History of Classification


The Swedish botanist Carl Linnaeus (1707-1778) is given the epithet “the father of taxonomy” and his system of binomial nomenclature is still in use today. Linnaeus built on the foundations of classification set out by many predecessors including the Swiss polymath Gaspard Bauhin (1511-1582) and the Italian physician-philosopher-botanist Andrea Cesalpino (1519-1603) who classified 6,000 and 1,500 different plants respectively. Linnaeus grouped living organisms together in a descending series of specialisation creating an elegant hierarchical system. The concept was embraced and a plethora of subject matter experts emerged to classify, define and name species. To date over 1.5 million species have been identified.




Biological classification uses a structure (taxonomy) and naming convention (nomenclature) to group organisms together and define them. Each level (taxa) is hierarchical starting with domain and continuing down to species. The species is named by combining the genus with an epithet. This is binomial nomenclature. The same theory is used to build descriptions in the material master. Species is analagous to the noun modifier pair

Application of Classification

Binomial nomenclature is a tried and trusted methodology for describing items. The same principles are used to standardise descriptions of products and services.
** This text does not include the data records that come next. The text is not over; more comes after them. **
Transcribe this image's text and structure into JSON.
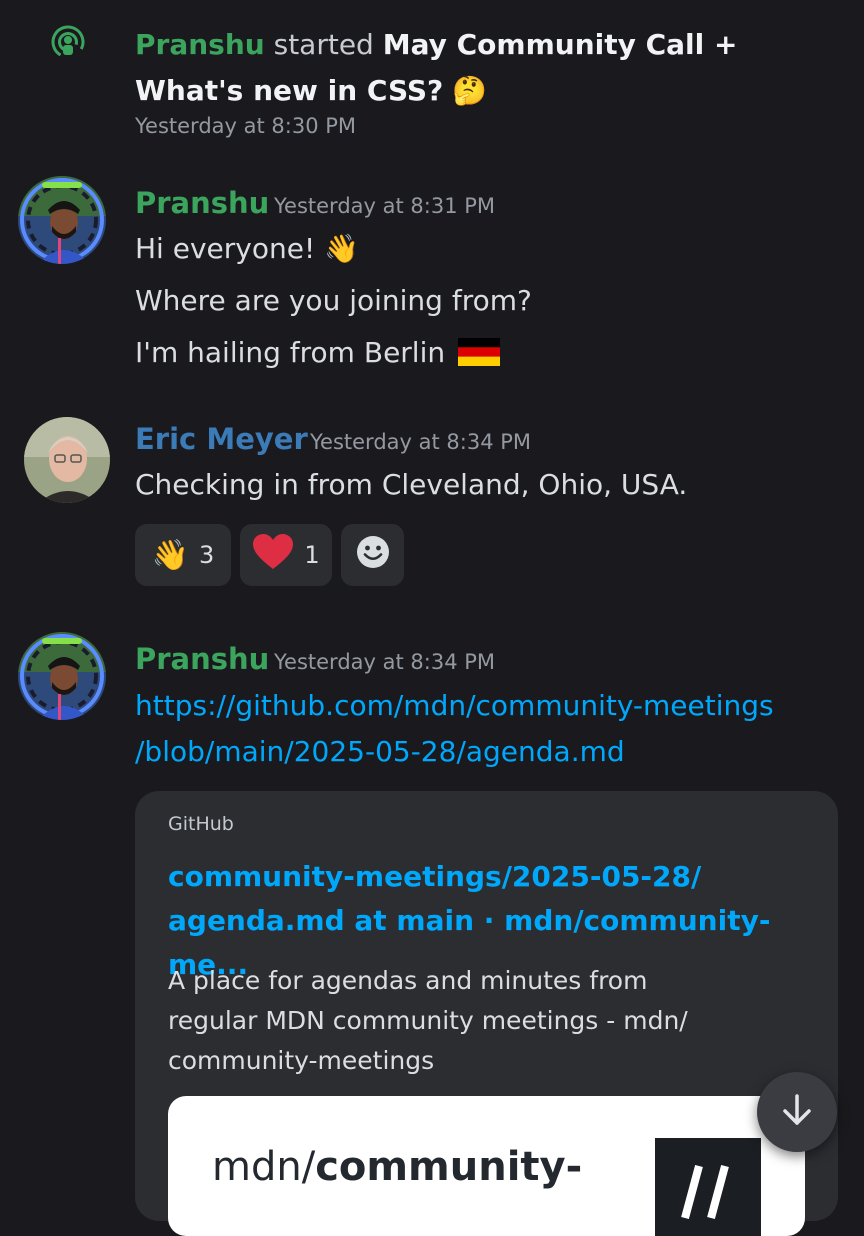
{
  "stage_event": {
    "actor": "Pranshu",
    "action": "started",
    "title": "May Community Call + What's new in CSS?",
    "emoji": "🤔",
    "timestamp": "Yesterday at 8:30 PM"
  },
  "messages": [
    {
      "author": "Pranshu",
      "timestamp": "Yesterday at 8:31 PM",
      "lines": [
        "Hi everyone!",
        "Where are you joining from?",
        "I'm hailing from Berlin"
      ]
    },
    {
      "author": "Eric Meyer",
      "timestamp": "Yesterday at 8:34 PM",
      "text": "Checking in from Cleveland, Ohio, USA.",
      "reactions": [
        {
          "emoji": "👋",
          "count": "3"
        },
        {
          "emoji": "❤",
          "count": "1"
        }
      ]
    },
    {
      "author": "Pranshu",
      "timestamp": "Yesterday at 8:34 PM",
      "link_line1": "https://github.com/mdn/community-meetings",
      "link_line2": "/blob/main/2025-05-28/agenda.md",
      "embed": {
        "provider": "GitHub",
        "title_line1": "community-meetings/2025-05-28/",
        "title_line2": "agenda.md at main · mdn/community-me...",
        "description": "A place for agendas and minutes from regular MDN community meetings - mdn/ community-meetings",
        "preview_prefix": "mdn/",
        "preview_repo": "community-"
      }
    }
  ],
  "colors": {
    "background": "#1a1a1e",
    "pranshu": "#3ba55d",
    "eric": "#3a7bb8",
    "link": "#00a8fc"
  }
}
When cleansing a material master the first priority is the correct identification of the material. This involves allocating a noun and modifier to the item. This dictates the information that needs to be captured in order to describe it and the hierarchy to which it belongs.


The most widely used classification system is the United Nations Standard Products and Services Code UNSPSC. This system has a 4 level hierarchy and has been designed to allow everything and anything to be classified. Each segment, family, class and commodity is given a two digit code. (See below)




Whilst there are a number of other classification systems that cover different industry requirements, for example eCl@ss, standardisation is unlikely to be achieved if everyone chooses to use their own schema.

Dictionaries should be mapped to the classification scheme that is being employed. Mapping the noun modifier to the classification gives consistent results and avoids manual errors being introduced.

Some Laws to consider when thinking about the application of a Material Group (A play on the laws of Thermodynamics by Paul Mayer)

1st Law of Material Groups

A material group is used to group together similar items and not used to identify a specific item.
2nd Law of Material Groups
Similar Items will be in the same materials group regardless of where they are used.
3rd Law of Material Groups
Similar items are classified the same way independent of free will and choice.
Zeroth Law of Material Groups
An item can only exist in a single Material Group